- [YOUR TASK]:
An exact copy of the listing is what is needed here; write it out in full.

- [INPUT DATA]:
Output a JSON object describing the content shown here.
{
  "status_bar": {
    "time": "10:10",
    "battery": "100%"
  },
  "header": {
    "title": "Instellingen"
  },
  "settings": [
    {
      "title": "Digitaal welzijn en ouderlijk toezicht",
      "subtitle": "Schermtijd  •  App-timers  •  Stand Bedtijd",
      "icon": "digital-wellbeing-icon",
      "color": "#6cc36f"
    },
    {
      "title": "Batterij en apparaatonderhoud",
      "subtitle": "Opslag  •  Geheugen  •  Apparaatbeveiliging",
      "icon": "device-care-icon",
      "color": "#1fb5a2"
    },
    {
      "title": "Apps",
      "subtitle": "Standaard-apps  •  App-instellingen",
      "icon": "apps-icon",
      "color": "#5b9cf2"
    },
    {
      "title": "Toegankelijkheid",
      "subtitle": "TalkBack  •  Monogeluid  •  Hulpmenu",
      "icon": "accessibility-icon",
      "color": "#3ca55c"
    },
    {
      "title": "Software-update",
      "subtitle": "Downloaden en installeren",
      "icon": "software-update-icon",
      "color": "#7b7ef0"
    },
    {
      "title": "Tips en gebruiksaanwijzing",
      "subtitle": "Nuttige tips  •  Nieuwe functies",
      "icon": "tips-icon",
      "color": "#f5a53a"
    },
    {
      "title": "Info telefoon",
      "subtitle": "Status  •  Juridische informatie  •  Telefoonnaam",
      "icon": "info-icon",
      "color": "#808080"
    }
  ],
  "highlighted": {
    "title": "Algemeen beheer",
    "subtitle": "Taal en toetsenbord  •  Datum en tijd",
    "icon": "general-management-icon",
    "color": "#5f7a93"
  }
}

- [ANSWER SECTION]:
Output a JSON object describing the content shown here.
{
  "status_bar": {
    "time": "10:10",
    "battery": "100%"
  },
  "header": {
    "title": "Instellingen"
  },
  "settings": [
    {
      "title": "Digitaal welzijn en ouderlijk toezicht",
      "subtitle": "Schermtijd  •  App-timers  •  Stand Bedtijd",
      "icon": "digital-wellbeing-icon",
      "color": "#6cc36f"
    },
    {
      "title": "Batterij en apparaatonderhoud",
      "subtitle": "Opslag  •  Geheugen  •  Apparaatbeveiliging",
      "icon": "device-care-icon",
      "color": "#1fb5a2"
    },
    {
      "title": "Apps",
      "subtitle": "Standaard-apps  •  App-instellingen",
      "icon": "apps-icon",
      "color": "#5b9cf2"
    },
    {
      "title": "Toegankelijkheid",
      "subtitle": "TalkBack  •  Monogeluid  •  Hulpmenu",
      "icon": "accessibility-icon",
      "color": "#3ca55c"
    },
    {
      "title": "Software-update",
      "subtitle": "Downloaden en installeren",
      "icon": "software-update-icon",
      "color": "#7b7ef0"
    },
    {
      "title": "Tips en gebruiksaanwijzing",
      "subtitle": "Nuttige tips  •  Nieuwe functies",
      "icon": "tips-icon",
      "color": "#f5a53a"
    },
    {
      "title": "Info telefoon",
      "subtitle": "Status  •  Juridische informatie  •  Telefoonnaam",
      "icon": "info-icon",
      "color": "#808080"
    }
  ],
  "highlighted": {
    "title": "Algemeen beheer",
    "subtitle": "Taal en toetsenbord  •  Datum en tijd",
    "icon": "general-management-icon",
    "color": "#5f7a93"
  }
}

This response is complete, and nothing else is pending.